## Work instructions
Retype every entry exactly, character for character.

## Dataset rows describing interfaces

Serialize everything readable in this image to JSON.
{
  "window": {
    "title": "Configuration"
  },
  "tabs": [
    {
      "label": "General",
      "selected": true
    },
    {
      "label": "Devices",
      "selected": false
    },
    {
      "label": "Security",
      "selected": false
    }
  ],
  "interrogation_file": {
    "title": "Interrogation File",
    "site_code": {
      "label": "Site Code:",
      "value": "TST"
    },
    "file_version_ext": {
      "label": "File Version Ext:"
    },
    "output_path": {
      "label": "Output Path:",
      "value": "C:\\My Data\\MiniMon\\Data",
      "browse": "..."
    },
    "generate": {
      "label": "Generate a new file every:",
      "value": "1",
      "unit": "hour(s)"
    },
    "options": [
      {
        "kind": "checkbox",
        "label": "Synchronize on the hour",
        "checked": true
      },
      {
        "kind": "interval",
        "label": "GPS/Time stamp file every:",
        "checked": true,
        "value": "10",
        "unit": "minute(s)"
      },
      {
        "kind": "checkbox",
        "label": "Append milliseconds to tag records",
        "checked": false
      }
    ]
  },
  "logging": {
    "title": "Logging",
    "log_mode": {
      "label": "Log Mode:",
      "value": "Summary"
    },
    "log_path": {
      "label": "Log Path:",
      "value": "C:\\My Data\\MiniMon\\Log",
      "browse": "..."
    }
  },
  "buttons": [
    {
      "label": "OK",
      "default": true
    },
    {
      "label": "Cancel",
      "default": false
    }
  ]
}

## Result
Serialize everything readable in this image to JSON.
{
  "window": {
    "title": "Configuration"
  },
  "tabs": [
    {
      "label": "General",
      "selected": true
    },
    {
      "label": "Devices",
      "selected": false
    },
    {
      "label": "Security",
      "selected": false
    }
  ],
  "interrogation_file": {
    "title": "Interrogation File",
    "site_code": {
      "label": "Site Code:",
      "value": "TST"
    },
    "file_version_ext": {
      "label": "File Version Ext:"
    },
    "output_path": {
      "label": "Output Path:",
      "value": "C:\\My Data\\MiniMon\\Data",
      "browse": "..."
    },
    "generate": {
      "label": "Generate a new file every:",
      "value": "1",
      "unit": "hour(s)"
    },
    "options": [
      {
        "kind": "checkbox",
        "label": "Synchronize on the hour",
        "checked": true
      },
      {
        "kind": "interval",
        "label": "GPS/Time stamp file every:",
        "checked": true,
        "value": "10",
        "unit": "minute(s)"
      },
      {
        "kind": "checkbox",
        "label": "Append milliseconds to tag records",
        "checked": false
      }
    ]
  },
  "logging": {
    "title": "Logging",
    "log_mode": {
      "label": "Log Mode:",
      "value": "Summary"
    },
    "log_path": {
      "label": "Log Path:",
      "value": "C:\\My Data\\MiniMon\\Log",
      "browse": "..."
    }
  },
  "buttons": [
    {
      "label": "OK",
      "default": true
    },
    {
      "label": "Cancel",
      "default": false
    }
  ]
}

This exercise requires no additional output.